Customer journey dashboard
In this article we have shown you the importance of understanding, measuring and ultimately optimising your customers' experiences at every touchpoint to differentiate yourself from the competition by creating consistently positive customer experiences at touchpoints. Creating a customer journey map is no trivial matter. QuestionPro CX, the web-based Customer Experience Management software with multiple customer journey tracking tools, offers a unique solution with an integrated customer journey dashboard to help you create your map and track it. The special feature of the Customer Journey Mapping module is that you can see evaluations from touchpoint analyses for each touchpoint at a glance! So you know immediately at which touchpoint there is a need for action.
With our comprehensive tool set for customer journey mapping and tracking, we have found a way to automate touchpoint analyses and thus make them cost-efficient. This allows you to understand customer behaviour and pain points at touchpoints and gain a comprehensive understanding of all customer interactions. The "mapping of the customer journey", i.e. the customer journey mapping, as well as the measurement and evaluation of all customer touchpoints is much easier, more effective and faster with a powerful Customer Experience Management software such as that of QuestionPro. QuestionPro Customer Experience Software enables you to gain valuable insights through comprehensive touchpoint analyses. Such powerful software helps companies to sustainably increase customer satisfaction and customer experience.
This article is only a rough explanation of the term Customer Journey. If you have further questions about this topic, please do not hesitate to contact us. We will show you how to measure the customer journey with QuestionPro Trace and how to visualise the customer journey model with the help of the software. We look forward to the dialogue!
1:1 live online presentation:

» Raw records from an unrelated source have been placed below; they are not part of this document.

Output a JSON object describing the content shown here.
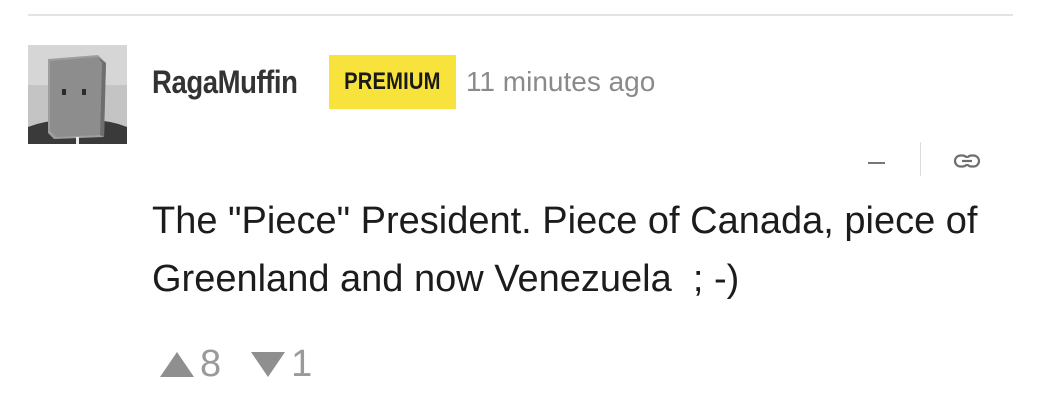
{
  "comment": {
    "author": "RagaMuffin",
    "badge": "PREMIUM",
    "timestamp": "11 minutes ago",
    "body": "The \"Piece\" President. Piece of Canada, piece of Greenland and now Venezuela  ; -)",
    "upvotes": "8",
    "downvotes": "1"
  },
  "icons": {
    "collapse": "minus-icon",
    "permalink": "link-icon",
    "upvote": "triangle-up-icon",
    "downvote": "triangle-down-icon"
  },
  "colors": {
    "badge_background": "#f7e33b",
    "author_text": "#333333",
    "timestamp_text": "#8a8a8a",
    "body_text": "#1c1c1c",
    "vote_text": "#9a9a9a"
  }
}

Customer journey mapping & tracking with QuestionPro's innovative CX software
We would be happy to show you in a live demo how you can conduct customer journey surveys with QuestionPro's Customer Experience Management software using customer journey mapping.
Arrange an appointment now!